* _TASK TO COMPLETE_:
Scan the entries for "type". Every line that holds it is to be copied.

* _DATA FOR THIS TASK_:
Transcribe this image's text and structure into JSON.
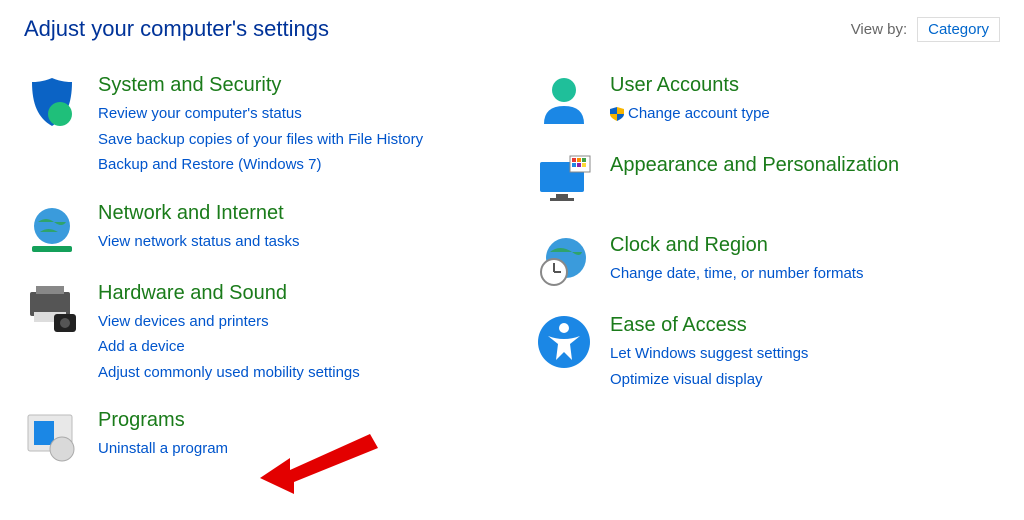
{
  "header": {
    "title": "Adjust your computer's settings",
    "viewby_label": "View by:",
    "viewby_value": "Category"
  },
  "left": [
    {
      "name": "System and Security",
      "links": [
        "Review your computer's status",
        "Save backup copies of your files with File History",
        "Backup and Restore (Windows 7)"
      ]
    },
    {
      "name": "Network and Internet",
      "links": [
        "View network status and tasks"
      ]
    },
    {
      "name": "Hardware and Sound",
      "links": [
        "View devices and printers",
        "Add a device",
        "Adjust commonly used mobility settings"
      ]
    },
    {
      "name": "Programs",
      "links": [
        "Uninstall a program"
      ]
    }
  ],
  "right": [
    {
      "name": "User Accounts",
      "links": [
        "Change account type"
      ],
      "shield0": true
    },
    {
      "name": "Appearance and Personalization",
      "links": []
    },
    {
      "name": "Clock and Region",
      "links": [
        "Change date, time, or number formats"
      ]
    },
    {
      "name": "Ease of Access",
      "links": [
        "Let Windows suggest settings",
        "Optimize visual display"
      ]
    }
  ]
}
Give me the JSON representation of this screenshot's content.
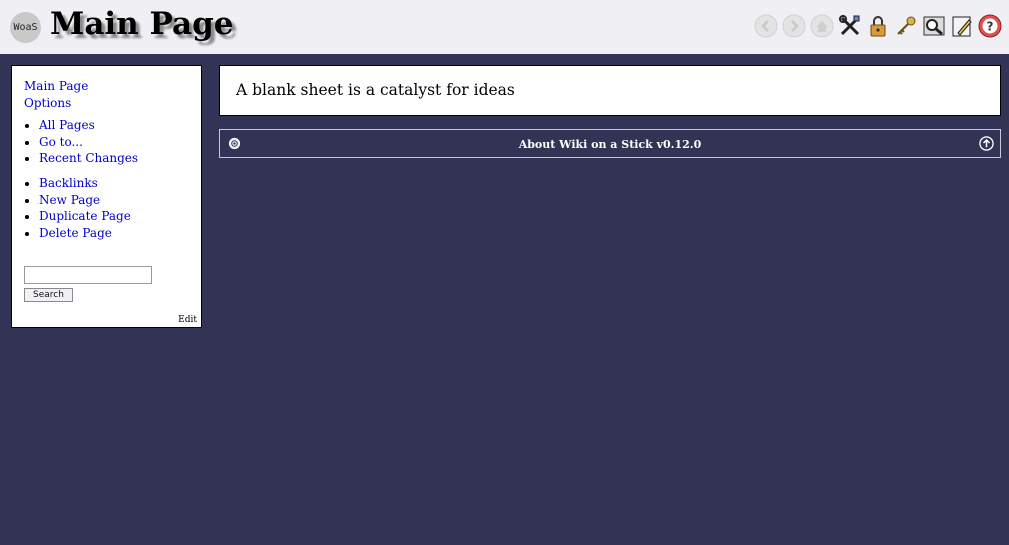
{
  "header": {
    "logo_text": "WoaS",
    "title": "Main Page",
    "toolbar": [
      {
        "icon": "back-icon",
        "enabled": false
      },
      {
        "icon": "forward-icon",
        "enabled": false
      },
      {
        "icon": "home-icon",
        "enabled": false
      },
      {
        "icon": "tools-icon",
        "enabled": true
      },
      {
        "icon": "lock-icon",
        "enabled": true
      },
      {
        "icon": "key-icon",
        "enabled": true
      },
      {
        "icon": "search-icon",
        "enabled": true
      },
      {
        "icon": "edit-icon",
        "enabled": true
      },
      {
        "icon": "help-icon",
        "enabled": true
      }
    ]
  },
  "sidebar": {
    "top_links": [
      "Main Page",
      "Options"
    ],
    "list1": [
      "All Pages",
      "Go to...",
      "Recent Changes"
    ],
    "list2": [
      "Backlinks",
      "New Page",
      "Duplicate Page",
      "Delete Page"
    ],
    "search_value": "",
    "search_button": "Search",
    "edit_link": "Edit"
  },
  "content": {
    "text": "A blank sheet is a catalyst for ideas"
  },
  "about": {
    "title": "About Wiki on a Stick v0.12.0"
  },
  "colors": {
    "background": "#333355",
    "header": "#efeff4",
    "link": "#0000cc"
  }
}
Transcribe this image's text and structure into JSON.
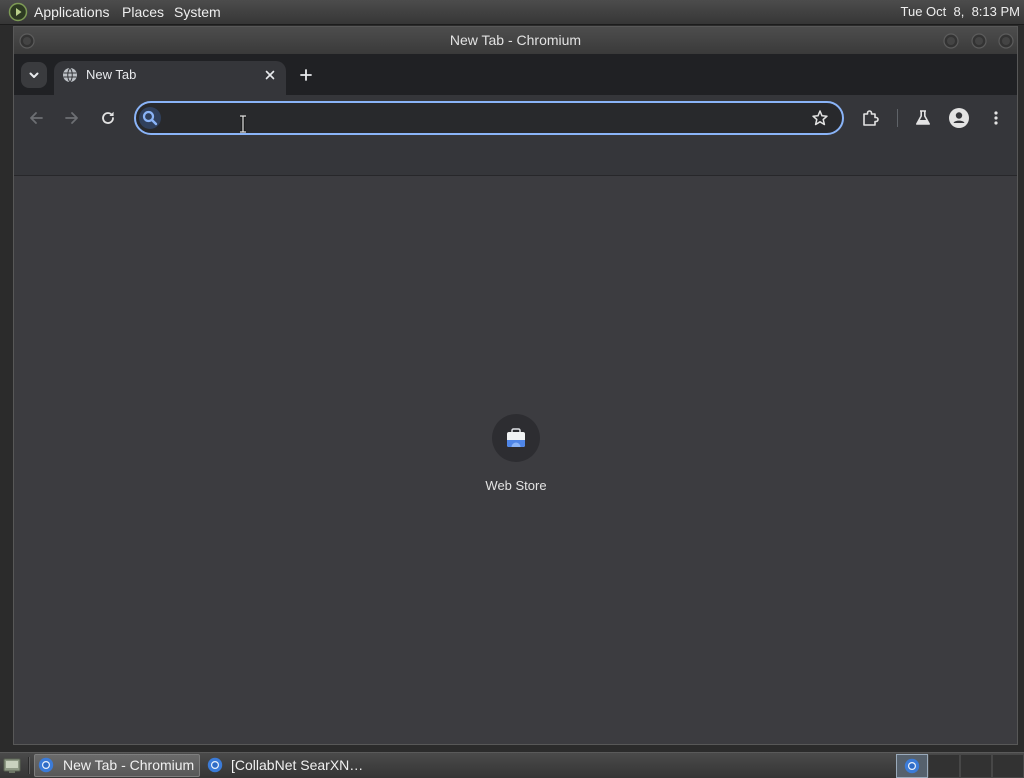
{
  "panel": {
    "menus": [
      "Applications",
      "Places",
      "System"
    ],
    "clock": "Tue Oct  8,  8:13 PM"
  },
  "window": {
    "title": "New Tab - Chromium"
  },
  "browser": {
    "tabs": [
      {
        "title": "New Tab",
        "favicon": "globe-icon",
        "active": true
      }
    ],
    "toolbar": {
      "back_enabled": false,
      "forward_enabled": false,
      "reload_enabled": true,
      "icons": [
        "back-arrow-icon",
        "forward-arrow-icon",
        "reload-icon",
        "bookmark-star-icon",
        "extensions-puzzle-icon",
        "labs-flask-icon",
        "profile-icon",
        "kebab-menu-icon"
      ]
    },
    "omnibox": {
      "value": "",
      "focused": true,
      "icon": "search-icon"
    },
    "shortcuts": [
      {
        "label": "Web Store",
        "icon": "web-store-icon"
      }
    ]
  },
  "taskbar": {
    "tasks": [
      {
        "label": "New Tab - Chromium",
        "icon": "chromium-icon",
        "active": true
      },
      {
        "label": "[CollabNet SearXN…",
        "icon": "chromium-icon",
        "active": false
      }
    ],
    "workspaces": [
      {
        "active": true,
        "icon": "chromium-icon"
      },
      {
        "active": false
      },
      {
        "active": false
      },
      {
        "active": false
      }
    ]
  },
  "colors": {
    "accent": "#8ab4f8",
    "frame": "#202124",
    "toolbar": "#35363a",
    "content": "#3c3c40"
  }
}
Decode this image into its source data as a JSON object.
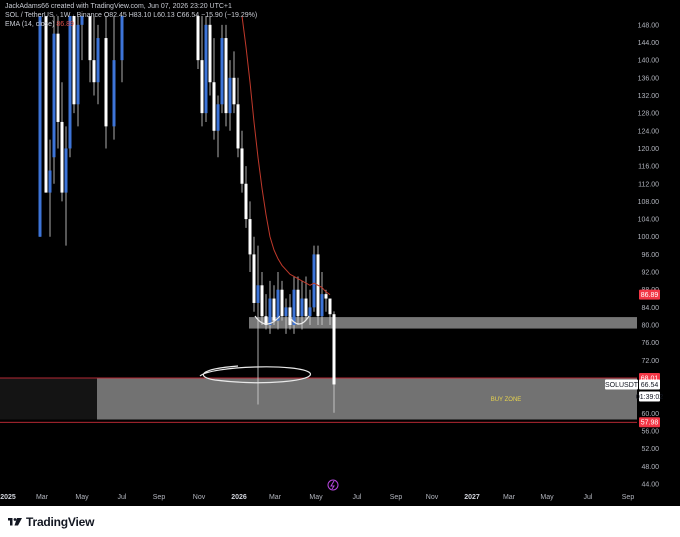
{
  "header": {
    "created_by": "JackAdams66 created with TradingView.com, Jun 07, 2026 23:20 UTC+1",
    "symbol_line": "SOL / TetherUS · 1W · Binance  O82.45  H83.10  L60.13  C66.54  −15.90 (−19.29%)",
    "ema_label": "EMA (14, close)",
    "ema_value": "86.89"
  },
  "footer": {
    "brand": "TradingView"
  },
  "chart_data": {
    "type": "candlestick",
    "title": "SOL / TetherUS · 1W · Binance",
    "ylim": [
      40,
      150
    ],
    "y_ticks": [
      44,
      48,
      52,
      56,
      60,
      64,
      68,
      72,
      76,
      80,
      84,
      88,
      92,
      96,
      100,
      104,
      108,
      112,
      116,
      120,
      124,
      128,
      132,
      136,
      140,
      144,
      148
    ],
    "x_ticks": [
      "2025",
      "Mar",
      "May",
      "Jul",
      "Sep",
      "Nov",
      "2026",
      "Mar",
      "May",
      "Jul",
      "Sep",
      "Nov",
      "2027",
      "Mar",
      "May",
      "Jul",
      "Sep"
    ],
    "price_labels": [
      {
        "text": "86.89",
        "value": 86.89,
        "color": "#f23645"
      },
      {
        "text": "68.01",
        "value": 68.01,
        "color": "#f23645"
      },
      {
        "text": "SOLUSDT",
        "value": 66.54,
        "color": "#ffffff"
      },
      {
        "text": "66.54",
        "value": 66.54,
        "color": "#ffffff"
      },
      {
        "text": "01:39:02",
        "value": 63.8,
        "color": "#ffffff"
      },
      {
        "text": "57.98",
        "value": 57.98,
        "color": "#f23645"
      }
    ],
    "zones": [
      {
        "label": "BUY ZONE",
        "low": 58.6,
        "high": 67.9,
        "color": "#9e9e9e"
      },
      {
        "label": "",
        "low": 79.2,
        "high": 81.8,
        "color": "#9e9e9e"
      }
    ],
    "hlines": [
      {
        "value": 68.01,
        "color": "#f23645"
      },
      {
        "value": 57.98,
        "color": "#f23645"
      }
    ],
    "candles": [
      [
        40,
        100,
        150,
        100,
        150
      ],
      [
        46,
        150,
        150,
        110,
        110
      ],
      [
        50,
        110,
        122,
        100,
        115
      ],
      [
        54,
        118,
        150,
        112,
        146
      ],
      [
        58,
        146,
        150,
        120,
        126
      ],
      [
        62,
        126,
        135,
        108,
        110
      ],
      [
        66,
        110,
        125,
        98,
        120
      ],
      [
        70,
        120,
        150,
        118,
        150
      ],
      [
        74,
        150,
        150,
        128,
        130
      ],
      [
        78,
        130,
        150,
        125,
        148
      ],
      [
        82,
        148,
        150,
        140,
        150
      ],
      [
        90,
        150,
        150,
        135,
        140
      ],
      [
        94,
        140,
        150,
        132,
        135
      ],
      [
        98,
        135,
        148,
        130,
        145
      ],
      [
        106,
        145,
        150,
        120,
        125
      ],
      [
        114,
        125,
        150,
        122,
        140
      ],
      [
        122,
        140,
        150,
        135,
        150
      ],
      [
        198,
        150,
        150,
        138,
        140
      ],
      [
        202,
        140,
        150,
        125,
        128
      ],
      [
        206,
        128,
        150,
        126,
        148
      ],
      [
        210,
        148,
        150,
        132,
        135
      ],
      [
        214,
        135,
        145,
        122,
        124
      ],
      [
        218,
        124,
        132,
        118,
        130
      ],
      [
        222,
        130,
        148,
        128,
        145
      ],
      [
        226,
        145,
        148,
        125,
        128
      ],
      [
        230,
        128,
        140,
        124,
        136
      ],
      [
        234,
        136,
        142,
        128,
        130
      ],
      [
        238,
        130,
        136,
        118,
        120
      ],
      [
        242,
        120,
        124,
        110,
        112
      ],
      [
        246,
        112,
        116,
        102,
        104
      ],
      [
        250,
        104,
        108,
        92,
        96
      ],
      [
        254,
        96,
        100,
        83,
        85
      ],
      [
        258,
        85,
        98,
        62,
        89
      ],
      [
        262,
        89,
        92,
        80,
        82
      ],
      [
        266,
        82,
        87,
        79,
        80
      ],
      [
        270,
        80,
        90,
        78,
        86
      ],
      [
        274,
        86,
        89,
        80,
        81
      ],
      [
        278,
        81,
        92,
        79,
        88
      ],
      [
        282,
        88,
        90,
        81,
        82
      ],
      [
        286,
        82,
        86,
        78,
        84
      ],
      [
        290,
        84,
        87,
        79,
        80
      ],
      [
        294,
        80,
        91,
        78,
        88
      ],
      [
        298,
        88,
        91,
        80,
        82
      ],
      [
        302,
        82,
        90,
        79,
        86
      ],
      [
        306,
        86,
        91,
        81,
        82
      ],
      [
        310,
        82,
        88,
        80,
        84
      ],
      [
        314,
        84,
        98,
        83,
        96
      ],
      [
        318,
        96,
        98,
        80,
        82
      ],
      [
        322,
        82,
        92,
        80,
        87
      ],
      [
        326,
        87,
        88,
        83,
        86
      ],
      [
        330,
        86,
        86,
        80,
        82.45
      ],
      [
        334,
        82.45,
        83.1,
        60.13,
        66.54
      ]
    ],
    "ema": [
      [
        242,
        150
      ],
      [
        246,
        143
      ],
      [
        250,
        135
      ],
      [
        254,
        126
      ],
      [
        258,
        118
      ],
      [
        262,
        111
      ],
      [
        266,
        105
      ],
      [
        270,
        100
      ],
      [
        274,
        97
      ],
      [
        278,
        95
      ],
      [
        282,
        93.5
      ],
      [
        286,
        92.5
      ],
      [
        290,
        91.5
      ],
      [
        294,
        91
      ],
      [
        298,
        90.5
      ],
      [
        302,
        90
      ],
      [
        306,
        89.5
      ],
      [
        310,
        89
      ],
      [
        314,
        89.5
      ],
      [
        318,
        89
      ],
      [
        322,
        88.5
      ],
      [
        326,
        87.5
      ],
      [
        330,
        86.89
      ]
    ]
  }
}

* _RESULT OF THIS EXERCISE_:
        "Change account type"
    "type": "candlestick",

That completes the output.